You see them become increasingly negative, constantly questioning their feelings or your actions and behaviours. It’s like they’re out to catch you saying the “wrong” word, making the “wrong” comment etc. A fearful avoidant ex may even talk about getting back together and give you the impression that they just need a little more time, but every now and then they come up with one reason or the other why they think the relationship might not work.
You may even find yourselves getting into unnecessary arguments and avoidable conflicts, unhealthy testing and protest behaviours that are destructive not just to the relationship but your chances of getting back together. Even if you’re consistently loving, caring and supportive, they have a difficult time believing that’s what they want or that you will continue to be consistently loving, caring and supportive.
What securely attached do when a fearful Avoidant is leaning anxious
Someone securely attached doesn’t wish for their fearful avoidant ex to lean anxious or go back to being anxious because they understand that attachment anxiety is insecure behaviour and not good for a healthy, safe and secure relationship.
Instead of feeling happy or entertained by a fearful avoidant acting needy, clingy and chasing them, securely attached get concerned and try to quickly identify why a fearful avoidant is feeling unsafe, what they’re worried about, or what is making them so anxious and hyperactivated. They become more attentive to what a fearful avoidant is saying and observe what they are doing to try to determine if a fearful avoidant is anxious because they (fearful avoidant) want to separate, pull away or break-up or if a fearful avoidant is feeling unsafe and anxious about something they (securely attached) are doing or have done.
They then encourage an honest, open and clear discussion about what a fearful avoidant is anxious about. Their goal is to help a fearful avoidant feel secure and confident about the relationship by creating a space where a fearful avoidant can feel that their fears, feelings and emotions are validated and not dismissed or shot down as “not true”. If there is differences in perception of the situation or what happened, securely attached do not “argue to win the argument’ or prove who is right, but instead present their own perspective or solutions to the problem that take into account why a fearful avoidant may be feeling anxious, worried or unsafe.
So next time your fearful avoidant ex is cold and distant, and you’re tempted to wish they were leaning more anxious or chasing you, I want you to really think about exactly you’re wishing for. Instead of wishing for a fearful avoidant to lean more anxious or chase you (insecure behaviours), want them to feel safe and secure.
Show with you actions (not talk them into it feeling safe because that doesn’t work) that whatever is making them anxious can be addressed and/or there is a solution to it that is satisfactorily reassuring and supportive of their needs and your needs.

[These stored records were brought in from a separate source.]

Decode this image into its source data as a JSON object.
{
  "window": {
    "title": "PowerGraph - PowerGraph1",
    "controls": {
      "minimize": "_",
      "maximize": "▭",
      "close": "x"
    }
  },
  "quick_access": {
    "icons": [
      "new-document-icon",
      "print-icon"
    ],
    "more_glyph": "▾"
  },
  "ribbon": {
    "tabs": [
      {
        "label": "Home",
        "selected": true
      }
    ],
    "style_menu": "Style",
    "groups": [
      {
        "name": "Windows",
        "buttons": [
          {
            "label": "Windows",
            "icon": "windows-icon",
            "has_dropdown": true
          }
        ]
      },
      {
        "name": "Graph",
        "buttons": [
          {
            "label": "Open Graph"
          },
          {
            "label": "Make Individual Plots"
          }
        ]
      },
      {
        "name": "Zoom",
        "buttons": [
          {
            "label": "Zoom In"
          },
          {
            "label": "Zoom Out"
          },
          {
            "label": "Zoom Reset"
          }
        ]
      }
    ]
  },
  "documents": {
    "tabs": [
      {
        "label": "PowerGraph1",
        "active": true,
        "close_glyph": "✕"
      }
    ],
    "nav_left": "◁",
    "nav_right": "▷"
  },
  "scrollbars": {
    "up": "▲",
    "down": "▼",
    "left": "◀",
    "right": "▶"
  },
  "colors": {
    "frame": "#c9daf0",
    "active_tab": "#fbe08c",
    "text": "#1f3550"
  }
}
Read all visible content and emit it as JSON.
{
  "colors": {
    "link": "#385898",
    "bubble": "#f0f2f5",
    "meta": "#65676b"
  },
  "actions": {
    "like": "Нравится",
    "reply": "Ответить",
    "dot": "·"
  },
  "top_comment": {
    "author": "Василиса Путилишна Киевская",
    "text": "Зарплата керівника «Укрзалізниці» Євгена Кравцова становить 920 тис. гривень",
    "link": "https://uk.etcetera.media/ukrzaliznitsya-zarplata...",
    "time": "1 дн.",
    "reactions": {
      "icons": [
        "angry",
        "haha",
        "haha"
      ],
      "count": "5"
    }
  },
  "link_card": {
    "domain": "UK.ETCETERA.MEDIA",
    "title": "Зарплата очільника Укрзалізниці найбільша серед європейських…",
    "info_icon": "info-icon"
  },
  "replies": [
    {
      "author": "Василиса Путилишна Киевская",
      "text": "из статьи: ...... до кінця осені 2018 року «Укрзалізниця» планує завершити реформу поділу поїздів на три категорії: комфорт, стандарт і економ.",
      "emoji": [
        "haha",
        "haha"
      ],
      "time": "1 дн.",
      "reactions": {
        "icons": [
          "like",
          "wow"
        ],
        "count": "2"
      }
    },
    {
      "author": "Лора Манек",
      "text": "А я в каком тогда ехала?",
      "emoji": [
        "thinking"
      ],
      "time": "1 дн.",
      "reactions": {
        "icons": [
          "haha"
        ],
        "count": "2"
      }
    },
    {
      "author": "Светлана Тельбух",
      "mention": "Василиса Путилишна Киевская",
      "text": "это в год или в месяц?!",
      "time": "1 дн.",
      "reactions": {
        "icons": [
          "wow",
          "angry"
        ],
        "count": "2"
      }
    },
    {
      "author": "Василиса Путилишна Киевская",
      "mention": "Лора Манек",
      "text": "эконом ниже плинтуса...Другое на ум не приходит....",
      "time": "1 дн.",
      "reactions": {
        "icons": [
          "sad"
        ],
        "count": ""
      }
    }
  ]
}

Anything less, is postponing the inevitable, which is you’re not getting back together, and if you do, you’ll break up again sooner than later. The more times you break up, the less confidence an avoidant has that a relationship between the two of you can work.